Did you know that Baseball Almanac has also preserved some other unique baseball-related hall of fame sets, including the Baseball Australia Hall of Fame , the Canadian Baseball Hall of Fame , and Pacific Coast League Hall of Fame .
Over his career with the Sun Devils, Bane posted a 40-4 career record and a 1.64 ERA. He threw 27 complete games and 11 shutouts during his career, and owns the only perfect game in program history. He struck out a school-record 535 batters in 379.1 innings pitched. A two-time All-American, Bane was the 11th overall pick in the 1973 MLB Draft by the Minnesota Twins and went directly to the majors upon being selected. Currently, Bane is a scout in the Boston Red Sox organization, and was the scouting director for the Los Angeles Angels when the franchise drafted Mike Trout in 2009. He is the fourth Sun Devil to be named to the Omaha College Baseball Hall of Fame.
Huston Street : Street is the all-time College World Series leader in saves with five, and set the single-series record of four in 2002. He was named the College World Series Most Outstanding Player as Texas claimed the national championship in 2002. Street and the Longhorns returned to the College World Series in 2003 and 2004, and he would finish his College World Series career with 10 all-time appearances. In his three trips to Omaha, Street surrendered just three earned runs in 16.2 innings pitched, good for a 1.62 ERA. In 2010, he was named to the College World Series Legends Team.
A three-time All-American, Street finished his Texas career with a school-record 41 saves to go along with a 1.31 ERA, which ranks second in Texas history. He was selected with the 40th pick in the 2004 MLB Draft by the Oakland Athletics, and quickly made his mark on the major league level by winning the 2005 AL Rookie of the Year award.

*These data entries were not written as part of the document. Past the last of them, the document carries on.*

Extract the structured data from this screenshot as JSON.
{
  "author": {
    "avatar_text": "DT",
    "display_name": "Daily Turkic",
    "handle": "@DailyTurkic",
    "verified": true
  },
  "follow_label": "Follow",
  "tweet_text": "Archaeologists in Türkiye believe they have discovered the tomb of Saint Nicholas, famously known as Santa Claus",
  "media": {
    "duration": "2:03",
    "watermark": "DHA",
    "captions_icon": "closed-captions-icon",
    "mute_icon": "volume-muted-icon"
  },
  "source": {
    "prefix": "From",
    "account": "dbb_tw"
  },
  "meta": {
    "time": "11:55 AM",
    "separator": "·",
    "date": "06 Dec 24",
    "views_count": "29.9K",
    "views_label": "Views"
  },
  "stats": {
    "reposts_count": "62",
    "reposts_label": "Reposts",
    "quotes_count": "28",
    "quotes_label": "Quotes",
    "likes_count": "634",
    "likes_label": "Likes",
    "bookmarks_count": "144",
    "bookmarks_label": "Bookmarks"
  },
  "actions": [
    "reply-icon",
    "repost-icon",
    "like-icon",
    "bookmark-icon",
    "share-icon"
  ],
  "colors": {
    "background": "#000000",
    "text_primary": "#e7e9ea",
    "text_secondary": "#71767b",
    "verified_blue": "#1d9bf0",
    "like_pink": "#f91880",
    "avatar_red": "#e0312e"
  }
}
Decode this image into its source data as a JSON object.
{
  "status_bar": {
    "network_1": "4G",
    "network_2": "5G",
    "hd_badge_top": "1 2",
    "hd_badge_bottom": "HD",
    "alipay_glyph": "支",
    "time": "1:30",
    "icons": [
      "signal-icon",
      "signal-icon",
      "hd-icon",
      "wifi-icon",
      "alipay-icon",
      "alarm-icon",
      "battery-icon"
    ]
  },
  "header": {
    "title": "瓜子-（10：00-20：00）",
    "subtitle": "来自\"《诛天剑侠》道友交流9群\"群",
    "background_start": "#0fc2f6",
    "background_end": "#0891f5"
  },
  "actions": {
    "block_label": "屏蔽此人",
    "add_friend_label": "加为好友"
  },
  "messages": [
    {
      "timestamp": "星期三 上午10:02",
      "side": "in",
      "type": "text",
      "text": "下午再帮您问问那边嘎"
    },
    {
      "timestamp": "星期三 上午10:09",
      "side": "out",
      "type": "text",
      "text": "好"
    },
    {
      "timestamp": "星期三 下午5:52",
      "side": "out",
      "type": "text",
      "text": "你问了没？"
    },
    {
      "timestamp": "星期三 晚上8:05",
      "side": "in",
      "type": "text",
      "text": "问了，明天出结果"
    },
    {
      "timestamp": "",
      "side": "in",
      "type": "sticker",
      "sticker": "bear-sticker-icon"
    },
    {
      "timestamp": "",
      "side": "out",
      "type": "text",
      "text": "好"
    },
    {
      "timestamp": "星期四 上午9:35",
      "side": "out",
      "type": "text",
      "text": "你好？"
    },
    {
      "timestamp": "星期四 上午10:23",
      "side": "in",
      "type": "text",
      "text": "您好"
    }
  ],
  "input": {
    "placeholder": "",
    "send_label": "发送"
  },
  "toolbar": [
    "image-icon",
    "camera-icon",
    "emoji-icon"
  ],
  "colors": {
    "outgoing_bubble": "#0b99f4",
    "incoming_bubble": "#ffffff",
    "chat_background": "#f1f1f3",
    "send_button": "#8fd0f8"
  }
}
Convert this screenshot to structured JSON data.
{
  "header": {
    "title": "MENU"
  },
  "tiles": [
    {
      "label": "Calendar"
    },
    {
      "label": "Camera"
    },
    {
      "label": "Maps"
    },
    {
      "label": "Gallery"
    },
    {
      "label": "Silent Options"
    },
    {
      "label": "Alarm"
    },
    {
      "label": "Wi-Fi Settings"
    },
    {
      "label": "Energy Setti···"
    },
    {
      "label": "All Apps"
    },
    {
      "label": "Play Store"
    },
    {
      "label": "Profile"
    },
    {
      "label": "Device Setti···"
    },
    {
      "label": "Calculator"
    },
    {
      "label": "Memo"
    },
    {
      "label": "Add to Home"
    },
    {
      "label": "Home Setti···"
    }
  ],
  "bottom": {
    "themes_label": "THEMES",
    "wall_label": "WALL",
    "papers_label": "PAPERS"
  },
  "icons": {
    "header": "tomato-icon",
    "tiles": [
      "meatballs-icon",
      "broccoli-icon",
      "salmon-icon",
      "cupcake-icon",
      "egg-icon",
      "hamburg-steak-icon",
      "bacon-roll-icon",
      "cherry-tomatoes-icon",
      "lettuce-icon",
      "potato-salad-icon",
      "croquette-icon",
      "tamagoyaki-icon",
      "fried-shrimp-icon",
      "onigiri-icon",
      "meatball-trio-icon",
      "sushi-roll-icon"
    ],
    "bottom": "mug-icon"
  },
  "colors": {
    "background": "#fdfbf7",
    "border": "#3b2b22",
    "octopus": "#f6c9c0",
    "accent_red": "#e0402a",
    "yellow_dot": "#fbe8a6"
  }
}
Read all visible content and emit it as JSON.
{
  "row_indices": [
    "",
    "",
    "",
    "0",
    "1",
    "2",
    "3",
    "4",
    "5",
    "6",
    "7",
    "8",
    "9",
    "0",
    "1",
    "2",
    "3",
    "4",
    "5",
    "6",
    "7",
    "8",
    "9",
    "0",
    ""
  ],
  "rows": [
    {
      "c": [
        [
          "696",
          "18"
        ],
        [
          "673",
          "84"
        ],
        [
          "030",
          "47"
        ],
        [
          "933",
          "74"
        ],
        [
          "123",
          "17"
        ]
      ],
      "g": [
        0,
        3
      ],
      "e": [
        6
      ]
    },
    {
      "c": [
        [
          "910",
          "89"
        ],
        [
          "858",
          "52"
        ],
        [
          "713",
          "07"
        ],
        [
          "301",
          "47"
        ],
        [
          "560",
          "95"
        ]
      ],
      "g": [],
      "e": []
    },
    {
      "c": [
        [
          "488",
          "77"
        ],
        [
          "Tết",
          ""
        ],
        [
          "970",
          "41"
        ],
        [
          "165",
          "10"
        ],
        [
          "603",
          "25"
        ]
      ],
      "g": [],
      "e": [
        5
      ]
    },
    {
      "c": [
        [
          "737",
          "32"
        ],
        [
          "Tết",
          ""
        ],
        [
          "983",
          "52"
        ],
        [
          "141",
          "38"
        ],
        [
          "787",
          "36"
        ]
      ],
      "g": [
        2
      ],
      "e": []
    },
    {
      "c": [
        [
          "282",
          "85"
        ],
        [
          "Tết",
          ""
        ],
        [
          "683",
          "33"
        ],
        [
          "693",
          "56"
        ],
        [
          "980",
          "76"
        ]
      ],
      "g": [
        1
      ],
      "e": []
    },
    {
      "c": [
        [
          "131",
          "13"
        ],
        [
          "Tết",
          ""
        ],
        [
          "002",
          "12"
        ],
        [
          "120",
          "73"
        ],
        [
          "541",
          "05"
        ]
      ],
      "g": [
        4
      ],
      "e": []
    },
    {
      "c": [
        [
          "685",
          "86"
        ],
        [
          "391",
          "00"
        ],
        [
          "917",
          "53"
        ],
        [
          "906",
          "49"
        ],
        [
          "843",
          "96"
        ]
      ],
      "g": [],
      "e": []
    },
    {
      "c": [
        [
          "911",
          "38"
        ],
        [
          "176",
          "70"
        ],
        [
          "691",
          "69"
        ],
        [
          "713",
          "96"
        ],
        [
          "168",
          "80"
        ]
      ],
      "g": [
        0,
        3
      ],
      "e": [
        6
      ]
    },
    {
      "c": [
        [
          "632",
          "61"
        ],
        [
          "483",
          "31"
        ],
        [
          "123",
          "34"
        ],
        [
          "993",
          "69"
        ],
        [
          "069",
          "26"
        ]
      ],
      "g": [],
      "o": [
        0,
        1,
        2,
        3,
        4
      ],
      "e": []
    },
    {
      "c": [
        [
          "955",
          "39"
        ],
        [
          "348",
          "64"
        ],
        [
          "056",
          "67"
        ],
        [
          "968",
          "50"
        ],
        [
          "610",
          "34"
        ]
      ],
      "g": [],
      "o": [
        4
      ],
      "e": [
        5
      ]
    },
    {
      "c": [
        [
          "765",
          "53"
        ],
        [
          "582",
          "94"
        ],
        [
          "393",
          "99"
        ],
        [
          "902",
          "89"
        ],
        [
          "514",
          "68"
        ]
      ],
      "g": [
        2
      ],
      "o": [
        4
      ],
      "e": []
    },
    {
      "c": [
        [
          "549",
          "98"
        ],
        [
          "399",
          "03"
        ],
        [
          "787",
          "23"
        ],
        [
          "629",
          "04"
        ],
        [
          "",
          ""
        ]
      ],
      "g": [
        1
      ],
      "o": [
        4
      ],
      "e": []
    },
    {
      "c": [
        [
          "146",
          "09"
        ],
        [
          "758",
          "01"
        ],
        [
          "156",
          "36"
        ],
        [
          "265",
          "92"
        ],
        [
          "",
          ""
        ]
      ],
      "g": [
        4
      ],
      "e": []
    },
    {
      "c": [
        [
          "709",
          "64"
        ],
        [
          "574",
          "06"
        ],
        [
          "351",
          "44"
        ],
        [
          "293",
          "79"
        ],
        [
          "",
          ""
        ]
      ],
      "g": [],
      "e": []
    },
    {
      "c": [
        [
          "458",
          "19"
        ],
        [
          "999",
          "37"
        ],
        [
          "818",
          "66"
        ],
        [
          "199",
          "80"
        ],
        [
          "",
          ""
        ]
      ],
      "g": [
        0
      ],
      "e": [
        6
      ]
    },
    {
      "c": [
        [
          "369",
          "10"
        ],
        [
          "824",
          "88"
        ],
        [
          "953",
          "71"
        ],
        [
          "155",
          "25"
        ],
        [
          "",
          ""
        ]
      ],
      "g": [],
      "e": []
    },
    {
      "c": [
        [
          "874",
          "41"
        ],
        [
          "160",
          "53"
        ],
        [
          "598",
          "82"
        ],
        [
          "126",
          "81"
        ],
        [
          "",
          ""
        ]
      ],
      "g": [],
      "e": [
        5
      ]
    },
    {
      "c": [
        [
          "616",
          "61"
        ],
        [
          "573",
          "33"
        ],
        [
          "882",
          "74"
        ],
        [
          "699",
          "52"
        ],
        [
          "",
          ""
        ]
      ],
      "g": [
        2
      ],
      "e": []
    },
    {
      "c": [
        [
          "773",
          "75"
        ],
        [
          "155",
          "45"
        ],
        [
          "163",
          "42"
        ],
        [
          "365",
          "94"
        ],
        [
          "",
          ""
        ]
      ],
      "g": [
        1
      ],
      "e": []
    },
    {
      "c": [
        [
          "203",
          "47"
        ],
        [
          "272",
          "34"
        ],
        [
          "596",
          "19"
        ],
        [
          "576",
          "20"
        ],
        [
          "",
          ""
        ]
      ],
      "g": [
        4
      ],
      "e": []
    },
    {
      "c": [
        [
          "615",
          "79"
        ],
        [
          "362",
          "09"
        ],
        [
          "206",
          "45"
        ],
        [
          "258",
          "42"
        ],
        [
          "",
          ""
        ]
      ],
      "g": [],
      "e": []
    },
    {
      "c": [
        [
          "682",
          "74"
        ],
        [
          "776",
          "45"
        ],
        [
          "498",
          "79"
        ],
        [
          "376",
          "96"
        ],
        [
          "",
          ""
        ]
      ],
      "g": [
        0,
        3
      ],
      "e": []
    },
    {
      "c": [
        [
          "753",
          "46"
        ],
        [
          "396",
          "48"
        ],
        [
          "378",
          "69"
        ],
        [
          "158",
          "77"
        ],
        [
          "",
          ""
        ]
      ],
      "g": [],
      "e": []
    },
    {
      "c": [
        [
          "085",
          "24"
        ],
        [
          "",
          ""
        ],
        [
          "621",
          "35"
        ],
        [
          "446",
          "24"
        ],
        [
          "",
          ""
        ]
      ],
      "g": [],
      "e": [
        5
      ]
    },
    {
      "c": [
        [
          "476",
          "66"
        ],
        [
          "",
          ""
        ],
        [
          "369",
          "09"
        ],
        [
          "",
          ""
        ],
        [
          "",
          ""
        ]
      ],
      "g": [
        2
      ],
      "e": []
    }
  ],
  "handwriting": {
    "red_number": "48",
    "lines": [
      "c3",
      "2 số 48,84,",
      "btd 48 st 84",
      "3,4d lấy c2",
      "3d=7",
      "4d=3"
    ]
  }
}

He played 13 seasons in the major leagues, amassing 324 career saves, and was a two-time All-Star. Street is the sixth Longhorn to be named to the Omaha College Baseball Hall of Fame.